Union leaders said it was too soon to predict how the laws would affect their membership and recruiting, partly because workers covered by existing labor contracts won’t be able to stop paying union fees until those deals lapse — which in some cases will take several years. Contracts between unions and Detroit automakers, for example, are effective until September 2015.
Many of the activists who protested at the Capitol this week said they would continue supporting their unions but feared that some co-workers would abandon them. Unions are required legally to represent all employees of a business equally, whether they’re members or not.
“In our plant, it could pit worker against worker,” said Brett Brown, who works in the trim department at a General Motors plant in Lansing. Unions will lose money serving workers who refuse to contribute, making it harder for them to function, he said.
Mike Card said he happily would keep paying 4.5 percent of his hourly wages to be part of Boilermakers Local 169 in Allen Park because the organization protects him from losing his job to a younger person who will accept lower pay.
“Definitely among the members you’re going to have resentment” of those who opt out, he said.
After signing the bills, Snyder said unions should redouble their efforts to show workers that membership is worth the money. But experience shows that some workers won’t pay even the best-managed union unless it’s required.
“Some will say, ‘If I don’t have to pay, why should I pay?’” said Robert McCormick, a law professor at Michigan State University and former National Labor Relations Board attorney. “The more people do that, the less revenue comes into the union, and it gets weaker.”
Legal challenges could raise more questions about the measures’ long-term impact. One such issue arose Wednesday as a member of the Michigan Civil Service Commission said the Legislature had no authority to impose right- to-work policies on most state-government workers.

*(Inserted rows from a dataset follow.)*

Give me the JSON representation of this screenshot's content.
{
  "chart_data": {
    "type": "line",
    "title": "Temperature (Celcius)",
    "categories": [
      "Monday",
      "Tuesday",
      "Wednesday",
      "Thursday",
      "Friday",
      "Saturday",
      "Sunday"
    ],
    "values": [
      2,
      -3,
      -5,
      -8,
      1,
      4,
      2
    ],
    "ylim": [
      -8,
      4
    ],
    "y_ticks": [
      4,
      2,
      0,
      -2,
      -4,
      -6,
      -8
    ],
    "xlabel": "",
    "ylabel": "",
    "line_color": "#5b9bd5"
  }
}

The state constitution puts the commission in charge of such matters, said Robert Swanson, one of four members of the panel, who are appointed by the governor.
A spokeswoman for Snyder disagreed, insisting the laws apply to all public employees.